> [Exercise] Work through the data and say how many lines contain "will". The number alone is the answer.

> [Records provided]

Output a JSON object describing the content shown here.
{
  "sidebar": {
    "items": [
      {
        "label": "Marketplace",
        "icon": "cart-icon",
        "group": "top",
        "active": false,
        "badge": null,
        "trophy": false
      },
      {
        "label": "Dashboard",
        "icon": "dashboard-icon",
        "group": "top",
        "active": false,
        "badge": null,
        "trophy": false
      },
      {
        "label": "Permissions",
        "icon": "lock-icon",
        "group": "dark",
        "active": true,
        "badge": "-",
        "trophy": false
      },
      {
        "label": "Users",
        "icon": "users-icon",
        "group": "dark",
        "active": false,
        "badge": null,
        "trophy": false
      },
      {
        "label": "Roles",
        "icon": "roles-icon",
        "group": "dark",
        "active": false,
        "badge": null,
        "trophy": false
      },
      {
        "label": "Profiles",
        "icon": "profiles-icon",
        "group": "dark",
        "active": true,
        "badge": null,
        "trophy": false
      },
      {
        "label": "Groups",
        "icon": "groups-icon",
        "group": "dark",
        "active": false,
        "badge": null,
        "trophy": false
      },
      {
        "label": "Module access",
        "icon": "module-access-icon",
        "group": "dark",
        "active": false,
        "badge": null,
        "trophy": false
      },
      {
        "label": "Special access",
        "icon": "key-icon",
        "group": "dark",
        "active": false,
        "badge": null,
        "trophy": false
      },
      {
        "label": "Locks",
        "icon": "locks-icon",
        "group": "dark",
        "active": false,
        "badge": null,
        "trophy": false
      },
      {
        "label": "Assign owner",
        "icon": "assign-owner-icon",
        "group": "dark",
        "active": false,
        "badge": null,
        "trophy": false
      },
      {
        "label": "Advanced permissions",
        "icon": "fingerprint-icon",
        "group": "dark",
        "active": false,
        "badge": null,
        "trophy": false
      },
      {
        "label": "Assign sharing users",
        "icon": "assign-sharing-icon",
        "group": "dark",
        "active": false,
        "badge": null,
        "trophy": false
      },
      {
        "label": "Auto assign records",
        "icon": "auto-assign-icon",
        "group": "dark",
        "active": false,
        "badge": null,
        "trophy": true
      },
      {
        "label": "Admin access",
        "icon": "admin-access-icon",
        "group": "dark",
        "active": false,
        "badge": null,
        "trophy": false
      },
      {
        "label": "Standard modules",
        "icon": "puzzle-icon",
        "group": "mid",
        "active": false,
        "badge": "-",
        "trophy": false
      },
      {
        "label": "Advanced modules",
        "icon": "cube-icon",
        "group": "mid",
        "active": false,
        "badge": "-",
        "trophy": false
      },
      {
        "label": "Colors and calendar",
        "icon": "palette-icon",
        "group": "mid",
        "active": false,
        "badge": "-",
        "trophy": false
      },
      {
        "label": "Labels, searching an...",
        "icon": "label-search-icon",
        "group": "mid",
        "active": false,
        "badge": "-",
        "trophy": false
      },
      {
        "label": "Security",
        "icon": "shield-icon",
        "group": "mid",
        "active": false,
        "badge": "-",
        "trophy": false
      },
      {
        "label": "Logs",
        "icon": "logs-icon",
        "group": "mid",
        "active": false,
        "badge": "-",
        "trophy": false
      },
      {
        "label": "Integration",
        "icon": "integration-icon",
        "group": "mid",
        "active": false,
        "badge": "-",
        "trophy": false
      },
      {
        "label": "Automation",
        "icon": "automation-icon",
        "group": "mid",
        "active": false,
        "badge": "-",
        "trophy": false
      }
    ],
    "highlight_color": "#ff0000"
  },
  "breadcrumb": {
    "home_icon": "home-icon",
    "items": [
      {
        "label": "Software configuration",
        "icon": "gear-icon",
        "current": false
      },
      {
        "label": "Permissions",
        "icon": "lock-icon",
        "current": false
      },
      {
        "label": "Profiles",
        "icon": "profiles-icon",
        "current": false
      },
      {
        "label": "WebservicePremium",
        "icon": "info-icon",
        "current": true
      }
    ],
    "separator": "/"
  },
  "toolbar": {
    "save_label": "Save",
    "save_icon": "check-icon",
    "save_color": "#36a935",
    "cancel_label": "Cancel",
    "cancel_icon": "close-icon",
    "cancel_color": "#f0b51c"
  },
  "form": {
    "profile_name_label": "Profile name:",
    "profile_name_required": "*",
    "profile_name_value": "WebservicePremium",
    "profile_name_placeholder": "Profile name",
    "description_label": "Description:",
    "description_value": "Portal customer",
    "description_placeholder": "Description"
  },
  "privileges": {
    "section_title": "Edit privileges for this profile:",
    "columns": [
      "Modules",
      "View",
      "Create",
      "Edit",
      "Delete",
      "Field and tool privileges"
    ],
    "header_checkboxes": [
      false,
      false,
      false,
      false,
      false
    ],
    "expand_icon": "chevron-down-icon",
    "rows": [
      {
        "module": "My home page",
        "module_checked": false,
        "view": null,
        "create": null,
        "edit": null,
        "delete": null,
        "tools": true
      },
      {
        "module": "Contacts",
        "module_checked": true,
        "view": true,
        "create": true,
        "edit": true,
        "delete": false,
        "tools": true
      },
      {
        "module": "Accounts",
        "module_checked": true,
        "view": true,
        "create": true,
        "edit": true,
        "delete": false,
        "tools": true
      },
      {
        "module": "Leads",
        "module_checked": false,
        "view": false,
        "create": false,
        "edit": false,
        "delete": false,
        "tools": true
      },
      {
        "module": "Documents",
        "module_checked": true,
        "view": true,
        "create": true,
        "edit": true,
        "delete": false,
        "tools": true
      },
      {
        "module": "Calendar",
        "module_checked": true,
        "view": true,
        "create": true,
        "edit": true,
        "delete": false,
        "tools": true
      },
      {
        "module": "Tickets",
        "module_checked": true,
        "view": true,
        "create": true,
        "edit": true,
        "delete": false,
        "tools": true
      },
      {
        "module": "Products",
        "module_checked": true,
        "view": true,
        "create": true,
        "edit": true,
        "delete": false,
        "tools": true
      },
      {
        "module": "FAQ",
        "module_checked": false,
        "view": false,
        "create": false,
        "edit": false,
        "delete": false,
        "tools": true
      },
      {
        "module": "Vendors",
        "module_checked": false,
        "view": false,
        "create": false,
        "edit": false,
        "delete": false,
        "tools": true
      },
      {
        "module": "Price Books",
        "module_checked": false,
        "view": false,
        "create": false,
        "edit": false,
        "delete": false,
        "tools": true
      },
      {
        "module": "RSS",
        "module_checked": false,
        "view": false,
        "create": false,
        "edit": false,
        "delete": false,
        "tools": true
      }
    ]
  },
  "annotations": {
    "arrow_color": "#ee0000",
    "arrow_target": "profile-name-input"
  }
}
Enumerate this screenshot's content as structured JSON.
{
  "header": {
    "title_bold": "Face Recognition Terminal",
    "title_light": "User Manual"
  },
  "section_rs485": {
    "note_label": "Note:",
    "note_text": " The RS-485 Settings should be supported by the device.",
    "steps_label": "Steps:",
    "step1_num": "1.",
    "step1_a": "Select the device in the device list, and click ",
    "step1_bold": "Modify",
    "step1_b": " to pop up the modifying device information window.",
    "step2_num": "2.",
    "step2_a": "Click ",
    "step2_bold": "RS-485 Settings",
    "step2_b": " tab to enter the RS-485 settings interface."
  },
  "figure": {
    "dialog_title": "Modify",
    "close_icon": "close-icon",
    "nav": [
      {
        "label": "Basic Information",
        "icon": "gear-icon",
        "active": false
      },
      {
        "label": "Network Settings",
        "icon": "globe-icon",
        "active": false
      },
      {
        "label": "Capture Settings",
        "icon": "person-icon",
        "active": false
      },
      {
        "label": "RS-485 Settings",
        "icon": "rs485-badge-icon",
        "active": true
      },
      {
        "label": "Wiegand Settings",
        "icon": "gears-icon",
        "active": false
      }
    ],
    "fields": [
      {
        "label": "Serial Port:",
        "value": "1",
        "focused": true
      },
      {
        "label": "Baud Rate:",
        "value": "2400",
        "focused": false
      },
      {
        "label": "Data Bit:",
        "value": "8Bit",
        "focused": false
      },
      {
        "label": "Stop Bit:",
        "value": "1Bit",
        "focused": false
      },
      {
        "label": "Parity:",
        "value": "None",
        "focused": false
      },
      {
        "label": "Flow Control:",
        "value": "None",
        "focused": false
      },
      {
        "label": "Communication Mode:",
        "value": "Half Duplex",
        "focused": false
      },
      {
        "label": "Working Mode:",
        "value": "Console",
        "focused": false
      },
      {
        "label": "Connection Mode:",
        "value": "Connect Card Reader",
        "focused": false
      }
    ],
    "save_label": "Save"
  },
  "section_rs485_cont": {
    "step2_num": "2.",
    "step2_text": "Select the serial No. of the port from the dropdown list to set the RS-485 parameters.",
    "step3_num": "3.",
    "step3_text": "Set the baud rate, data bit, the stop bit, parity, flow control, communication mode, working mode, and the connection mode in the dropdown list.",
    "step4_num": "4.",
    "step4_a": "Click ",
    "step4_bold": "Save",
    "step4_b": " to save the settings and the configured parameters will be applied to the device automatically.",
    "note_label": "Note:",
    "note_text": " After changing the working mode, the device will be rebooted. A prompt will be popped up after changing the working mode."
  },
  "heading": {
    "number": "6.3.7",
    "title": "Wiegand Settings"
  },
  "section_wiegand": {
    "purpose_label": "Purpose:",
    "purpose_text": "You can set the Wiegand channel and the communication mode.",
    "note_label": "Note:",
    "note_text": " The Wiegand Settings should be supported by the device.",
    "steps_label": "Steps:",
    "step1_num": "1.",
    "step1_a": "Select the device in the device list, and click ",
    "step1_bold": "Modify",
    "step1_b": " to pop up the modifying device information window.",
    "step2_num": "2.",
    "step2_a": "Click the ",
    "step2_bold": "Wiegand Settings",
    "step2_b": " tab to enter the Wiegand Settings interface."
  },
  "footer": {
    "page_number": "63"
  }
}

> [Result] 2